As a symbol of my own little private protest against AZ SB1070, I've been wearing a big yellow star on my clothes since Sunday in hopes of reminding people of the terrible things that can happen as a result of racism and racial profiling. The message on the star is simple: "Profile This!" The choice of putting the message on a yellow star was deliberate. I wanted people who I met in everyday life to link the “show us your papers” mentality and the racial profiling allowed under the new Arizona state law with the most insidious example of racial profiling that once occurred under the Third Reich. I wanted them to make the connection and think about how these seemingly little things can lead to something awful.
Historical image courtesy of http://aworldofprogress.com/the-yellow-star-of-arizona/
Sunday morning, as I walked out the door wearing the yellow star in public for the first time, I had an overpowering feeling of sadness. A strong sense of dread came from the awareness that I was making myself a target and I had to remind myself that I had chosen to wear the star, whereas Jews in Nazi Germany had been forced to wear it. I felt empathetic and a little afraid so I put on the mental armor. I walked tall, purposefully, with a serious look on my face. I wore my protest star with self-righteous anger and an expression that said “Don't fuck with me.” The result was that no one came near me. I wore the star all day without incident.
The next day, I thought about what had happened and I decided that if I wanted the star to have any effect on people, they would have to get close enough to read it. I pinned my star on my tee shirt and tried on a friendly face as I headed out the door to walk my dog.
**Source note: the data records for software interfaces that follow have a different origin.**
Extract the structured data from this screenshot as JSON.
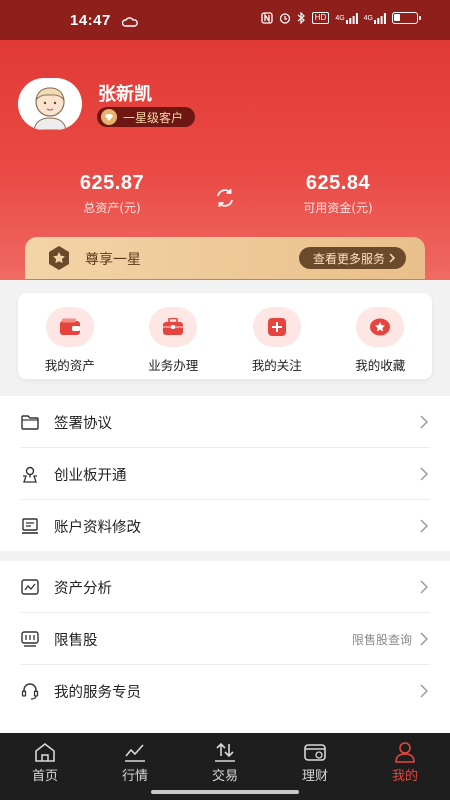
{
  "status_bar": {
    "time": "14:47",
    "hd_label": "HD",
    "signal_1": "4G",
    "signal_2": "4G",
    "battery_percent": 30
  },
  "profile": {
    "name": "张新凯",
    "level": "一星级客户"
  },
  "assets": {
    "total_value": "625.87",
    "total_label": "总资产(元)",
    "available_value": "625.84",
    "available_label": "可用资金(元)"
  },
  "vip": {
    "title": "尊享一星",
    "more_label": "查看更多服务"
  },
  "quick_menu": [
    {
      "label": "我的资产",
      "icon": "wallet-icon"
    },
    {
      "label": "业务办理",
      "icon": "briefcase-icon"
    },
    {
      "label": "我的关注",
      "icon": "plus-square-icon"
    },
    {
      "label": "我的收藏",
      "icon": "star-icon"
    }
  ],
  "list_a": [
    {
      "label": "签署协议",
      "icon": "folder-icon"
    },
    {
      "label": "创业板开通",
      "icon": "map-pin-icon"
    },
    {
      "label": "账户资料修改",
      "icon": "id-card-icon"
    }
  ],
  "list_b": [
    {
      "label": "资产分析",
      "icon": "chart-icon",
      "sub": ""
    },
    {
      "label": "限售股",
      "icon": "restricted-stock-icon",
      "sub": "限售股查询"
    },
    {
      "label": "我的服务专员",
      "icon": "headset-icon",
      "sub": ""
    }
  ],
  "bottom_nav": [
    {
      "label": "首页",
      "icon": "home-icon"
    },
    {
      "label": "行情",
      "icon": "market-icon"
    },
    {
      "label": "交易",
      "icon": "trade-icon"
    },
    {
      "label": "理财",
      "icon": "finance-icon"
    },
    {
      "label": "我的",
      "icon": "user-icon"
    }
  ],
  "colors": {
    "primary_red": "#e13a36",
    "status_bar": "#8e1f1a",
    "gold": "#e9bf8b",
    "nav_active": "#e5453e",
    "nav_bg": "#1e1e1e"
  }
}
Two neighbors stopped me. They didn't ask about the star right off, but glanced at it, trying to read its message discreetly as they talked about other things. One woman finally asked “what's that about?”
"I'm protesting racial profiling…" I replied, trying to open up a discussion without going on the offensive. She smiled, nodded her head up and down and said "yes" as if to say she understood or perhaps even agreed, but I couldn't qualify the nod because she immediately changed the subject. At the end of the second day, I was starting to feel ignored.
On the third day I was in full friendly mode. I went out of my way to say hello to neighbors, salespeople and strangers. I made sure I got close enough so that they could read my star and still no one would comment. At the market, a Hispanic man in the produce department wheeled over a cart of potatoes next to where I was standing and deliberately bent over to read my message. He looked at me and gave me a big grin but said nothing. That same day, a cashier at a Target store in Scottsdale smiled as she rang up my purchases, then politely and coolly handed me my things after reading the message on my star.
Last night, I was thinking that the whole star protest had been one big failed experiment and that the only one being affected by it was me. I had learned that to get people to even hear, or in this case, read what I have to say, I have to be non-threatening or they'd just ignore me, but I wondered if anyone had stopped to think about the message of the yellow star. I had no reason to think so.
I wore the star again this morning. I'm holding onto the hope that the people who read the star pinned on my chest are quietly, maybe even subconsciously digesting the message that racial profiling is wrong.